Former President Bill Clinton lingered in the locker room for 45 minutes after the game to congratulate the players. A team official said Mr. Clinton repeatedly told the team how proud he was of them.
When Donovan scored, raucous cheers erupted on the floor of the New York Stock Exchange and even in White House auditoriums, according to e-mails sent to Mr. Gulati.
"That's probably going to capture more people's attention than if we won the game 3-0 and it was easy," U.S. goalkeeper Tim Howard said.
The Americans lost one goal on a questionable offside call, another to an inexplicably bad shot by Jozy Altidore, and a third chance, early in the second half, when Clint Dempsey hit the post with one shot, then knocked the rebound past an open net.
"You shake it out of your head and keep on fighting," Dempsey said.
The game went on past the 90 minutes of regulation and into stoppage time - the minutes added to the clock by the referee based on halts in play for injuries and other delays.
The United States got its final break when Howard knocked down an Algerian shot, then whipped the ball up to Donovan, racing along the right side. Donovan passed the ball to Altidore deep in the Algerian end. Altidore's pass to Dempsey hit Dempsey's foot at about the same time Algerian goalkeeper Rais Bolhi did.
With Bolhi, who played a magnificent game, on the ground, Donovan was able to swoop in and knock the loose ball into the back of the net for the win.
"Hands down, the biggest moment of my career," said Donovan.

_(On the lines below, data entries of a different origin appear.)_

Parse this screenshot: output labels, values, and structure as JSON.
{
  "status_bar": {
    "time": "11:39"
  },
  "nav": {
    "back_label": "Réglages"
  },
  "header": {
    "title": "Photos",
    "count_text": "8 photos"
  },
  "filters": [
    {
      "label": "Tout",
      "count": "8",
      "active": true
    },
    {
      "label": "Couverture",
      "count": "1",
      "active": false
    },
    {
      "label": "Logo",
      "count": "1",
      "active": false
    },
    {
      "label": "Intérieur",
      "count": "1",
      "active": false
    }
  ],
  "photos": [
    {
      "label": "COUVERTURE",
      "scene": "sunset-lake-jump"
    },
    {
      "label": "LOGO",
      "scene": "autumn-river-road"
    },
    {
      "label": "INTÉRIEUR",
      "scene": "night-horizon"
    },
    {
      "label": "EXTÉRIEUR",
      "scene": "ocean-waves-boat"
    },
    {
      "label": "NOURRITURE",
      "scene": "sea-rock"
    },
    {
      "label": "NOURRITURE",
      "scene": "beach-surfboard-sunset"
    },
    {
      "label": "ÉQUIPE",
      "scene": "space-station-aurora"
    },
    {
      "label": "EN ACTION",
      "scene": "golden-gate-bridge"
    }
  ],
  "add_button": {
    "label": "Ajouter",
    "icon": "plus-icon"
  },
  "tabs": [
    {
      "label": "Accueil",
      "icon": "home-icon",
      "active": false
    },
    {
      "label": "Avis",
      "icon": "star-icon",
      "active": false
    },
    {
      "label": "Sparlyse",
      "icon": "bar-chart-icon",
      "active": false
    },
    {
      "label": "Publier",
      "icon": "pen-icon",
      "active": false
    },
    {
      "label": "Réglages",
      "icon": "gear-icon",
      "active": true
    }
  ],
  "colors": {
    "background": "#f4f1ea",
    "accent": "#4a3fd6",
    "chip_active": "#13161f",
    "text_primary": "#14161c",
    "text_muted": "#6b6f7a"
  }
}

After his 44th international goal, a U.S. record, Donovan ran joyously to the corner flag, sliding headfirst in a belly flop. His teammates ran down the sideline to mob him.
"A lot of kisses. A little uncomfortable," Donovan said. "It's something I'll have imbedded in my mind forever."
Even 30 minutes later, Donovan's eyes watered and his voice cracked as he talked about the goal.
The field long empty, American fans remained in the stands, still cheering and waving the Stars and Stripes.